> [WHAT TO WORK ON] Each line of the listing must be set down exactly as it stands.

> [DATA SUPPLIED]
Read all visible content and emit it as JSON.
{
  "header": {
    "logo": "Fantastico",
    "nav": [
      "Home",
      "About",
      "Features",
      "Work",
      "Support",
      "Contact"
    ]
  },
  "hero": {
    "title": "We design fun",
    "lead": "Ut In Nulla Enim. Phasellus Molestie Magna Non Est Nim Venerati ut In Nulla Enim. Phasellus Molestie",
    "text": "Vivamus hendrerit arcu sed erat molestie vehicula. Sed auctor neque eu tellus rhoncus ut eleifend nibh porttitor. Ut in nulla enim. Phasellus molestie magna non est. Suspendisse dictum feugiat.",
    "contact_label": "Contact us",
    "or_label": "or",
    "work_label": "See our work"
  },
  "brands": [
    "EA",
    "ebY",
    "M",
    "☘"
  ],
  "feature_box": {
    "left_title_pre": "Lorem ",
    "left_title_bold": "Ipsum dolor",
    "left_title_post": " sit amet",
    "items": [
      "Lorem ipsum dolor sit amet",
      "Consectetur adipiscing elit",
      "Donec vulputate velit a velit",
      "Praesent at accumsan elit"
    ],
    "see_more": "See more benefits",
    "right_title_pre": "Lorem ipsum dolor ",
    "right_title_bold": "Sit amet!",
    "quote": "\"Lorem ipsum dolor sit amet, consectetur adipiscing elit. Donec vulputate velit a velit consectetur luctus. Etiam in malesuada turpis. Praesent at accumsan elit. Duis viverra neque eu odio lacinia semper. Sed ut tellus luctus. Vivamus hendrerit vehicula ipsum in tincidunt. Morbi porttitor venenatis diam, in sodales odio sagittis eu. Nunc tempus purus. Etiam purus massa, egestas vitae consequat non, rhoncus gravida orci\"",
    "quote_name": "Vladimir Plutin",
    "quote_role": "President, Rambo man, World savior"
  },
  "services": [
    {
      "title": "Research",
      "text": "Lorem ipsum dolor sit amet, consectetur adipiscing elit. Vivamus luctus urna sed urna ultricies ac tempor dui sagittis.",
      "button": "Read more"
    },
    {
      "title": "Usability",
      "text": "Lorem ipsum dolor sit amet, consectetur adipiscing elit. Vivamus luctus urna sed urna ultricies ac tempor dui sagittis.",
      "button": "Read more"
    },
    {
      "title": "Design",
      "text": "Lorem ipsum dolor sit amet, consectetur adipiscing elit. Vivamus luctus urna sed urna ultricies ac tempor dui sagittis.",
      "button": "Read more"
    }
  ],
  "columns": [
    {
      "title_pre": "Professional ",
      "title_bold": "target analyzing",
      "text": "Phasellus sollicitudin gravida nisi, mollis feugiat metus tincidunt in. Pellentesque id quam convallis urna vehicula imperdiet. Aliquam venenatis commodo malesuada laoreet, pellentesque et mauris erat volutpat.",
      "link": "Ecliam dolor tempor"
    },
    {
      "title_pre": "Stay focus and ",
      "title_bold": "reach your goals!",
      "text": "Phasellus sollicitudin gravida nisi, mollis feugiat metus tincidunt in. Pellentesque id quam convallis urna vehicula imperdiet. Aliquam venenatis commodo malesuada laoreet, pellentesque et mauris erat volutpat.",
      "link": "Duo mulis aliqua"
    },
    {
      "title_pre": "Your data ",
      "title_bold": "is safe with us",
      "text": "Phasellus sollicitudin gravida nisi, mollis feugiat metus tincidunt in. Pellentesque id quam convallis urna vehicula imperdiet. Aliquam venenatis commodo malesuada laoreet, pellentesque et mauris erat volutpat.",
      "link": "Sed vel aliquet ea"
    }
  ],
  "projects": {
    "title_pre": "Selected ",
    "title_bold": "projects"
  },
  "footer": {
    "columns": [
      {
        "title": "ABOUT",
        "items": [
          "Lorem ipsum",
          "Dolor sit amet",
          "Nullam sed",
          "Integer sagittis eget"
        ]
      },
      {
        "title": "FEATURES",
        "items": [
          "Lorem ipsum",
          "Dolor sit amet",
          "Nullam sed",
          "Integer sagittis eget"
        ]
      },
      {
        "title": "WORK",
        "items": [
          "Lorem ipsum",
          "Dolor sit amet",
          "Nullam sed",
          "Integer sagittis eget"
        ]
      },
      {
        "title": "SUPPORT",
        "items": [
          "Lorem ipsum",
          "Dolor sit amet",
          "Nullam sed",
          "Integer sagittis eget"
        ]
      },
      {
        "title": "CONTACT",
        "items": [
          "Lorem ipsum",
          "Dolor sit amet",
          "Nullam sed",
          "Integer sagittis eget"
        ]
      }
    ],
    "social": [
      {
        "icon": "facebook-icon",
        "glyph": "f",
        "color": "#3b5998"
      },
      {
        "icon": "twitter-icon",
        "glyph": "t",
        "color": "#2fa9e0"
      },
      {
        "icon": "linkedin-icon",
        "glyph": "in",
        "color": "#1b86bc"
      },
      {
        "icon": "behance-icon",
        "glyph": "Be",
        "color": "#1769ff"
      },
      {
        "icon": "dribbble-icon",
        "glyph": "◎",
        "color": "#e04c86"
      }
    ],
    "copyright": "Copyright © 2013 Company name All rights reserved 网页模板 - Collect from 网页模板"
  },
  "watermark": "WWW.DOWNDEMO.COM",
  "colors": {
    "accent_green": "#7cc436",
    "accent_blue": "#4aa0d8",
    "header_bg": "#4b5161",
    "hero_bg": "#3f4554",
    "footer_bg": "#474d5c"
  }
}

> [RESPONSE]
Read all visible content and emit it as JSON.
{
  "header": {
    "logo": "Fantastico",
    "nav": [
      "Home",
      "About",
      "Features",
      "Work",
      "Support",
      "Contact"
    ]
  },
  "hero": {
    "title": "We design fun",
    "lead": "Ut In Nulla Enim. Phasellus Molestie Magna Non Est Nim Venerati ut In Nulla Enim. Phasellus Molestie",
    "text": "Vivamus hendrerit arcu sed erat molestie vehicula. Sed auctor neque eu tellus rhoncus ut eleifend nibh porttitor. Ut in nulla enim. Phasellus molestie magna non est. Suspendisse dictum feugiat.",
    "contact_label": "Contact us",
    "or_label": "or",
    "work_label": "See our work"
  },
  "brands": [
    "EA",
    "ebY",
    "M",
    "☘"
  ],
  "feature_box": {
    "left_title_pre": "Lorem ",
    "left_title_bold": "Ipsum dolor",
    "left_title_post": " sit amet",
    "items": [
      "Lorem ipsum dolor sit amet",
      "Consectetur adipiscing elit",
      "Donec vulputate velit a velit",
      "Praesent at accumsan elit"
    ],
    "see_more": "See more benefits",
    "right_title_pre": "Lorem ipsum dolor ",
    "right_title_bold": "Sit amet!",
    "quote": "\"Lorem ipsum dolor sit amet, consectetur adipiscing elit. Donec vulputate velit a velit consectetur luctus. Etiam in malesuada turpis. Praesent at accumsan elit. Duis viverra neque eu odio lacinia semper. Sed ut tellus luctus. Vivamus hendrerit vehicula ipsum in tincidunt. Morbi porttitor venenatis diam, in sodales odio sagittis eu. Nunc tempus purus. Etiam purus massa, egestas vitae consequat non, rhoncus gravida orci\"",
    "quote_name": "Vladimir Plutin",
    "quote_role": "President, Rambo man, World savior"
  },
  "services": [
    {
      "title": "Research",
      "text": "Lorem ipsum dolor sit amet, consectetur adipiscing elit. Vivamus luctus urna sed urna ultricies ac tempor dui sagittis.",
      "button": "Read more"
    },
    {
      "title": "Usability",
      "text": "Lorem ipsum dolor sit amet, consectetur adipiscing elit. Vivamus luctus urna sed urna ultricies ac tempor dui sagittis.",
      "button": "Read more"
    },
    {
      "title": "Design",
      "text": "Lorem ipsum dolor sit amet, consectetur adipiscing elit. Vivamus luctus urna sed urna ultricies ac tempor dui sagittis.",
      "button": "Read more"
    }
  ],
  "columns": [
    {
      "title_pre": "Professional ",
      "title_bold": "target analyzing",
      "text": "Phasellus sollicitudin gravida nisi, mollis feugiat metus tincidunt in. Pellentesque id quam convallis urna vehicula imperdiet. Aliquam venenatis commodo malesuada laoreet, pellentesque et mauris erat volutpat.",
      "link": "Ecliam dolor tempor"
    },
    {
      "title_pre": "Stay focus and ",
      "title_bold": "reach your goals!",
      "text": "Phasellus sollicitudin gravida nisi, mollis feugiat metus tincidunt in. Pellentesque id quam convallis urna vehicula imperdiet. Aliquam venenatis commodo malesuada laoreet, pellentesque et mauris erat volutpat.",
      "link": "Duo mulis aliqua"
    },
    {
      "title_pre": "Your data ",
      "title_bold": "is safe with us",
      "text": "Phasellus sollicitudin gravida nisi, mollis feugiat metus tincidunt in. Pellentesque id quam convallis urna vehicula imperdiet. Aliquam venenatis commodo malesuada laoreet, pellentesque et mauris erat volutpat.",
      "link": "Sed vel aliquet ea"
    }
  ],
  "projects": {
    "title_pre": "Selected ",
    "title_bold": "projects"
  },
  "footer": {
    "columns": [
      {
        "title": "ABOUT",
        "items": [
          "Lorem ipsum",
          "Dolor sit amet",
          "Nullam sed",
          "Integer sagittis eget"
        ]
      },
      {
        "title": "FEATURES",
        "items": [
          "Lorem ipsum",
          "Dolor sit amet",
          "Nullam sed",
          "Integer sagittis eget"
        ]
      },
      {
        "title": "WORK",
        "items": [
          "Lorem ipsum",
          "Dolor sit amet",
          "Nullam sed",
          "Integer sagittis eget"
        ]
      },
      {
        "title": "SUPPORT",
        "items": [
          "Lorem ipsum",
          "Dolor sit amet",
          "Nullam sed",
          "Integer sagittis eget"
        ]
      },
      {
        "title": "CONTACT",
        "items": [
          "Lorem ipsum",
          "Dolor sit amet",
          "Nullam sed",
          "Integer sagittis eget"
        ]
      }
    ],
    "social": [
      {
        "icon": "facebook-icon",
        "glyph": "f",
        "color": "#3b5998"
      },
      {
        "icon": "twitter-icon",
        "glyph": "t",
        "color": "#2fa9e0"
      },
      {
        "icon": "linkedin-icon",
        "glyph": "in",
        "color": "#1b86bc"
      },
      {
        "icon": "behance-icon",
        "glyph": "Be",
        "color": "#1769ff"
      },
      {
        "icon": "dribbble-icon",
        "glyph": "◎",
        "color": "#e04c86"
      }
    ],
    "copyright": "Copyright © 2013 Company name All rights reserved 网页模板 - Collect from 网页模板"
  },
  "watermark": "WWW.DOWNDEMO.COM",
  "colors": {
    "accent_green": "#7cc436",
    "accent_blue": "#4aa0d8",
    "header_bg": "#4b5161",
    "hero_bg": "#3f4554",
    "footer_bg": "#474d5c"
  }
}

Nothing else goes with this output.